"""

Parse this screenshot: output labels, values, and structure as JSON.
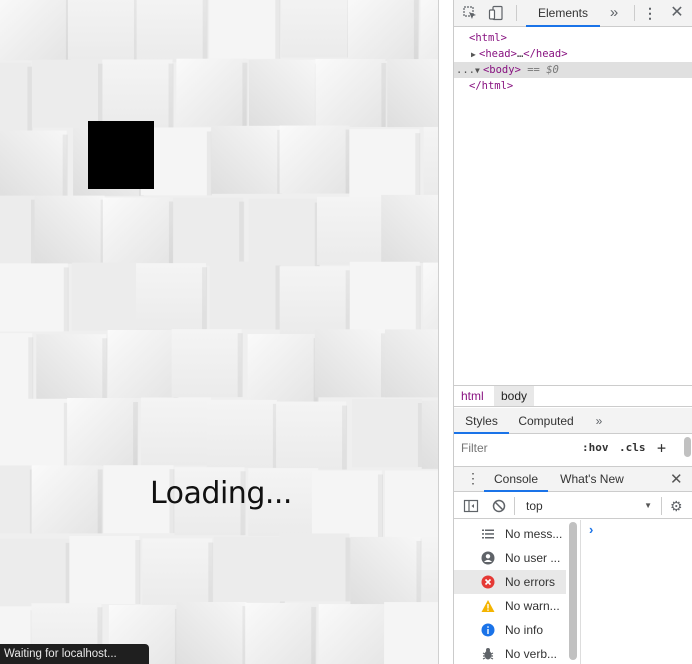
{
  "page": {
    "loading_text": "Loading...",
    "status_text": "Waiting for localhost..."
  },
  "devtools": {
    "main_tab": "Elements",
    "more_tabs_glyph": "»",
    "dom": {
      "line1": "<html>",
      "line2_open": "<head>",
      "line2_ellipsis": "…",
      "line2_close": "</head>",
      "line3_dots": "...",
      "line3_tag": "<body>",
      "line3_ref": "== $0",
      "line4": "</html>"
    },
    "breadcrumbs": [
      "html",
      "body"
    ],
    "styles": {
      "tab_styles": "Styles",
      "tab_computed": "Computed",
      "filter_placeholder": "Filter",
      "hov": ":hov",
      "cls": ".cls",
      "add": "+"
    },
    "drawer": {
      "tab_console": "Console",
      "tab_whatsnew": "What's New",
      "context": "top"
    },
    "console_sidebar": [
      {
        "label": "No mess...",
        "icon": "list-icon",
        "color": "#5f6368"
      },
      {
        "label": "No user ...",
        "icon": "user-icon",
        "color": "#5f6368"
      },
      {
        "label": "No errors",
        "icon": "error-icon",
        "color": "#e53935"
      },
      {
        "label": "No warn...",
        "icon": "warning-icon",
        "color": "#f4b400"
      },
      {
        "label": "No info",
        "icon": "info-icon",
        "color": "#1a73e8"
      },
      {
        "label": "No verb...",
        "icon": "bug-icon",
        "color": "#5f6368"
      }
    ],
    "prompt_glyph": "›"
  }
}
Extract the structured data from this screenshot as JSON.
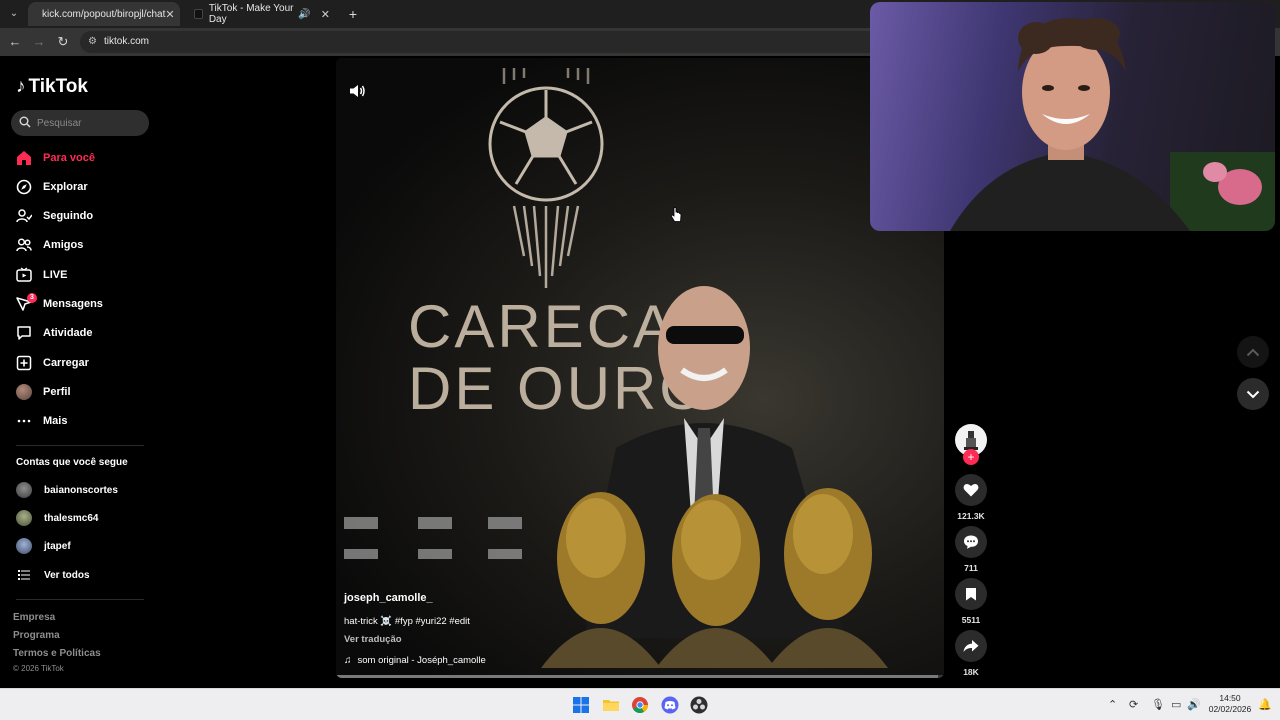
{
  "browser": {
    "tabs": [
      {
        "title": "kick.com/popout/biropjl/chat",
        "active": true
      },
      {
        "title": "TikTok - Make Your Day",
        "active": false
      }
    ],
    "address": "tiktok.com"
  },
  "tiktok": {
    "brand": "TikTok",
    "search_placeholder": "Pesquisar",
    "nav": [
      {
        "label": "Para você",
        "icon": "home-icon"
      },
      {
        "label": "Explorar",
        "icon": "compass-icon"
      },
      {
        "label": "Seguindo",
        "icon": "following-icon"
      },
      {
        "label": "Amigos",
        "icon": "friends-icon"
      },
      {
        "label": "LIVE",
        "icon": "live-icon"
      },
      {
        "label": "Mensagens",
        "icon": "messages-icon",
        "badge": "3"
      },
      {
        "label": "Atividade",
        "icon": "activity-icon"
      },
      {
        "label": "Carregar",
        "icon": "upload-icon"
      },
      {
        "label": "Perfil",
        "icon": "profile-avatar"
      },
      {
        "label": "Mais",
        "icon": "more-icon"
      }
    ],
    "following_title": "Contas que você segue",
    "following": [
      {
        "name": "baianonscortes"
      },
      {
        "name": "thalesmc64"
      },
      {
        "name": "jtapef"
      }
    ],
    "see_all": "Ver todos",
    "footer": [
      "Empresa",
      "Programa",
      "Termos e Políticas"
    ],
    "copyright": "© 2026 TikTok"
  },
  "video": {
    "overlay_text_line1": "CARECA",
    "overlay_text_line2": "DE OURO",
    "username": "joseph_camolle_",
    "description": "hat-trick ☠️ #fyp #yuri22 #edit",
    "translate": "Ver tradução",
    "music": "som original - Joséph_camolle",
    "progress": 0.99
  },
  "actions": {
    "likes": "121.3K",
    "comments": "711",
    "saves": "5511",
    "shares": "18K"
  },
  "taskbar": {
    "time": "14:50",
    "date": "02/02/2026"
  },
  "colors": {
    "accent": "#fe2c55"
  }
}
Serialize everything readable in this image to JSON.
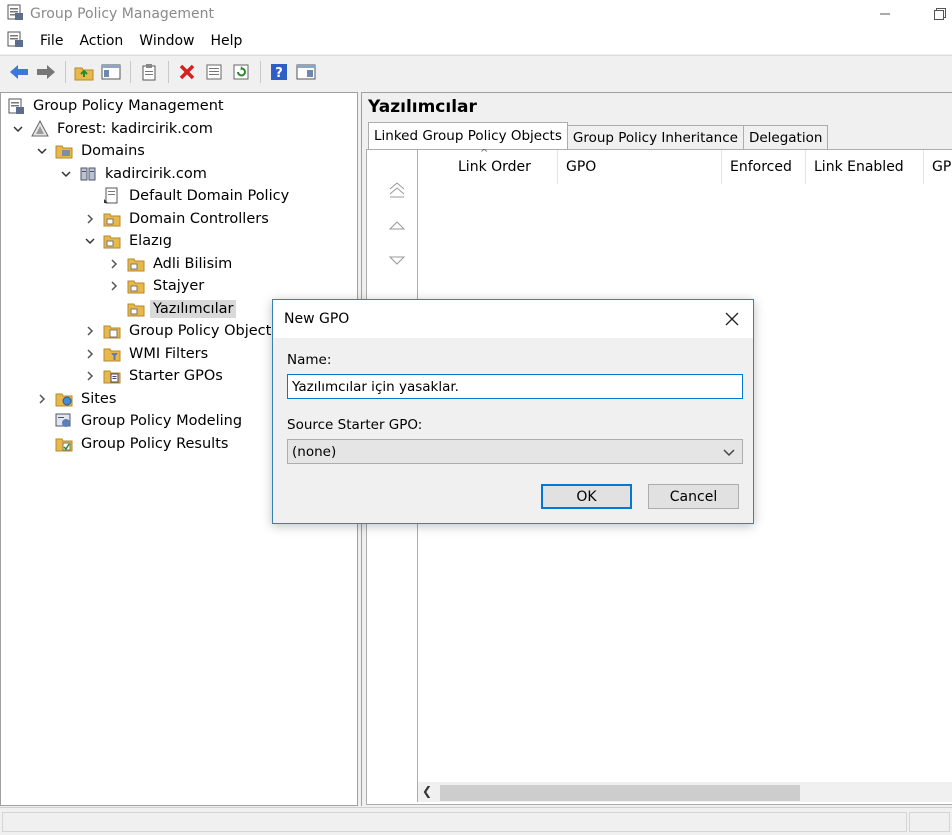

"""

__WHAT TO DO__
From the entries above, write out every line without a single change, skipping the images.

__SOLUTION TO THIS PROBLEM__
Parse this screenshot: output labels, values, and structure as JSON.
{
  "page": {
    "loading_text": "Loading...",
    "status_text": "Waiting for localhost..."
  },
  "devtools": {
    "main_tab": "Elements",
    "more_tabs_glyph": "»",
    "dom": {
      "line1": "<html>",
      "line2_open": "<head>",
      "line2_ellipsis": "…",
      "line2_close": "</head>",
      "line3_dots": "...",
      "line3_tag": "<body>",
      "line3_ref": "== $0",
      "line4": "</html>"
    },
    "breadcrumbs": [
      "html",
      "body"
    ],
    "styles": {
      "tab_styles": "Styles",
      "tab_computed": "Computed",
      "filter_placeholder": "Filter",
      "hov": ":hov",
      "cls": ".cls",
      "add": "+"
    },
    "drawer": {
      "tab_console": "Console",
      "tab_whatsnew": "What's New",
      "context": "top"
    },
    "console_sidebar": [
      {
        "label": "No mess...",
        "icon": "list-icon",
        "color": "#5f6368"
      },
      {
        "label": "No user ...",
        "icon": "user-icon",
        "color": "#5f6368"
      },
      {
        "label": "No errors",
        "icon": "error-icon",
        "color": "#e53935"
      },
      {
        "label": "No warn...",
        "icon": "warning-icon",
        "color": "#f4b400"
      },
      {
        "label": "No info",
        "icon": "info-icon",
        "color": "#1a73e8"
      },
      {
        "label": "No verb...",
        "icon": "bug-icon",
        "color": "#5f6368"
      }
    ],
    "prompt_glyph": "›"
  }
}
Extract the structured data from this screenshot as JSON.
{
  "browser": {
    "tabs": [
      {
        "title": "kick.com/popout/biropjl/chat",
        "active": true
      },
      {
        "title": "TikTok - Make Your Day",
        "active": false
      }
    ],
    "address": "tiktok.com"
  },
  "tiktok": {
    "brand": "TikTok",
    "search_placeholder": "Pesquisar",
    "nav": [
      {
        "label": "Para você",
        "icon": "home-icon"
      },
      {
        "label": "Explorar",
        "icon": "compass-icon"
      },
      {
        "label": "Seguindo",
        "icon": "following-icon"
      },
      {
        "label": "Amigos",
        "icon": "friends-icon"
      },
      {
        "label": "LIVE",
        "icon": "live-icon"
      },
      {
        "label": "Mensagens",
        "icon": "messages-icon",
        "badge": "3"
      },
      {
        "label": "Atividade",
        "icon": "activity-icon"
      },
      {
        "label": "Carregar",
        "icon": "upload-icon"
      },
      {
        "label": "Perfil",
        "icon": "profile-avatar"
      },
      {
        "label": "Mais",
        "icon": "more-icon"
      }
    ],
    "following_title": "Contas que você segue",
    "following": [
      {
        "name": "baianonscortes"
      },
      {
        "name": "thalesmc64"
      },
      {
        "name": "jtapef"
      }
    ],
    "see_all": "Ver todos",
    "footer": [
      "Empresa",
      "Programa",
      "Termos e Políticas"
    ],
    "copyright": "© 2026 TikTok"
  },
  "video": {
    "overlay_text_line1": "CARECA",
    "overlay_text_line2": "DE OURO",
    "username": "joseph_camolle_",
    "description": "hat-trick ☠️ #fyp #yuri22 #edit",
    "translate": "Ver tradução",
    "music": "som original - Joséph_camolle",
    "progress": 0.99
  },
  "actions": {
    "likes": "121.3K",
    "comments": "711",
    "saves": "5511",
    "shares": "18K"
  },
  "taskbar": {
    "time": "14:50",
    "date": "02/02/2026"
  },
  "colors": {
    "accent": "#fe2c55"
  }
}
Serialize everything readable in this image to JSON.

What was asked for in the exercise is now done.